We have also used our visible imager and spectrograph with a coronagraphy (Vispec) instrument to observe the torus of Io and of Enceladus (a moon of Saturn). We designed the optical layout of Vispec (see Figure 2) so that the measurement mode can be selected from among a monochromatic imager, low-resolution (i.e., resolving power of ∼3000), and high-resolution (resolving power of ∼50,000) spectrometers. This instrument is also characterized by a wide FOV (200′′ along a slit) and a Lyot-stop coronagraph. These features are useful for making observations of the faint emissions that surround a planet. Example observations of the Io torus emissions that we obtained with Vispec are shown in Figure 3. In other work, we have used our multicolor polarization imager (DIPOL-2) to measure the weak polarization that occurs in exoplanetary atmospheres.4, 7 Indeed, in 2015 and 2016 we measured 59 non-polarized standard stars to calibrate the instrumental polarization and were thus able to determine the polarization of several exoplanets (e.g., HD189733b).
In addition, we are currently developing a new 1.8m off-axis telescope (see Figure 4) as part of the Polarized Light from Atmospheres of Nearby ExtraTerrestrial Systems (PLANETS) project, which is an international collaboration between many institutions, including Tohoku University (Japan), the Institute for Astronomy at the University of Hawaii, and the Kiepenheuer Institut für Sonnenphysik (Germany). The off-axis optical system of our design allows us to achieve very low stray-light contamination in the obtained data. This is significantly advantageous for observations of faint emissions around bright planetary bodies (e.g., the Io torus and exoplanetary atmospheres). The instrument will also have a Gregorian focus (with an FOV of 6′) and a Coude focus (with an FOV of 20′′). For the main mirror we will use Clearceram Z-HS (1850mm diameter), which will be manufactured through an advanced hydrodynamic polishing technology known as HyDRa.
In summary, we are currently using the T40 and T60 telescopes on Mount Haleakala—in combination with specially designed optical and IR instruments—to conduct high-resolution spectroscopy for monitoring of variations in planetary and explanetary atmospheric phenomena.
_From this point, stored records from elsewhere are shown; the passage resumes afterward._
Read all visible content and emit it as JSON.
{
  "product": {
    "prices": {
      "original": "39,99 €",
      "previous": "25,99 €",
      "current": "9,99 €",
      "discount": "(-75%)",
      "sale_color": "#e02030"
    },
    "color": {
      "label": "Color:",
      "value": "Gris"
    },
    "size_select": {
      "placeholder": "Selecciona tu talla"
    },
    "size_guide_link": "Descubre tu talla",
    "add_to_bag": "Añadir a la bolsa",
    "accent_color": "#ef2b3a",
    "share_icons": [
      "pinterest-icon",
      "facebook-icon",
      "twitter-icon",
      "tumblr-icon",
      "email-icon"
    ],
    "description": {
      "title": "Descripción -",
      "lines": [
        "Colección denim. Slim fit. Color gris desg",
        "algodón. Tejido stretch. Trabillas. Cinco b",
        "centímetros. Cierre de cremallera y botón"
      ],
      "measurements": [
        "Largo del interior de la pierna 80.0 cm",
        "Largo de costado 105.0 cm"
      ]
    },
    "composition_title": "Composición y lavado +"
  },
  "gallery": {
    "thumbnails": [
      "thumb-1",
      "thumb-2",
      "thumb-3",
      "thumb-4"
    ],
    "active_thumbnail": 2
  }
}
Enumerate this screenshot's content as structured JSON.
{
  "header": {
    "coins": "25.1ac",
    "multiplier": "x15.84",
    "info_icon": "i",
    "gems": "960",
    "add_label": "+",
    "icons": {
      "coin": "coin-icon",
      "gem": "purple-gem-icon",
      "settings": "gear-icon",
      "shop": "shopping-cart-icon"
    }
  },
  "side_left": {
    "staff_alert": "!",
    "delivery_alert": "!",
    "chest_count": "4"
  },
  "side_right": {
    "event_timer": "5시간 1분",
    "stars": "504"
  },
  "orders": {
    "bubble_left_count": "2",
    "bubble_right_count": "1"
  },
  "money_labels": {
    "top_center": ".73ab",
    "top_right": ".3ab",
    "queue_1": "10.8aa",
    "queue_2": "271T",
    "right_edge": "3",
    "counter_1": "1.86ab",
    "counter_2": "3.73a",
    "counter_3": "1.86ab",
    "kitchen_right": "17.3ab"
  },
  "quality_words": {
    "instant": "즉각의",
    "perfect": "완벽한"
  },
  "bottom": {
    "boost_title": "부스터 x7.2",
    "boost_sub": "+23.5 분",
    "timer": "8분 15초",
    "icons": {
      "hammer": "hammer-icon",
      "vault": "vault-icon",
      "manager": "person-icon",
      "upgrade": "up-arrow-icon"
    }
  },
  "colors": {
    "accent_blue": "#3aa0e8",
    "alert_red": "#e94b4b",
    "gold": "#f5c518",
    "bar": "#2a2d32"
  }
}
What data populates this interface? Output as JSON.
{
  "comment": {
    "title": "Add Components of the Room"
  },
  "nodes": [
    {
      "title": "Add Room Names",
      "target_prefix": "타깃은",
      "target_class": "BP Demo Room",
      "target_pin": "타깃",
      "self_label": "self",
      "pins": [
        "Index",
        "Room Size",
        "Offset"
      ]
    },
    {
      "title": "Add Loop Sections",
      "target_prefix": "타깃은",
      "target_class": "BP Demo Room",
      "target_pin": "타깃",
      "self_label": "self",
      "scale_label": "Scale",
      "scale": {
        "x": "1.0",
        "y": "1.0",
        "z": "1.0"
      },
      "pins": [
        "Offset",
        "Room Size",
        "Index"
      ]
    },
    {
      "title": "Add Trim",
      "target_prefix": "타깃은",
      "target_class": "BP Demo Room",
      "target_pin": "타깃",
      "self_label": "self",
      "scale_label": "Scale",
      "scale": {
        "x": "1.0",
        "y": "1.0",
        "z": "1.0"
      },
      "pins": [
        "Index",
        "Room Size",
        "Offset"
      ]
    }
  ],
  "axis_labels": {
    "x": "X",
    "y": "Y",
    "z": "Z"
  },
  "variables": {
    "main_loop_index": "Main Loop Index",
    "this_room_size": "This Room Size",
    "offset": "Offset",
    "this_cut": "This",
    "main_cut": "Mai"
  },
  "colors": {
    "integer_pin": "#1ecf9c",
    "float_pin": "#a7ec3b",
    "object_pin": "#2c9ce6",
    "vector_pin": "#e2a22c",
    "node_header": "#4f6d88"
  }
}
We are also developing a 1.8m off-axis telescope as part of the international PLANETS project. We plan to install this telescope at Haleakala in the near future. We welcome possible collaborations for all our activities.
This work is supported by the Japan Society for the Promotion of Science Zuno Junkan program (R2502) and a Kakenhi grant (JP 26287118).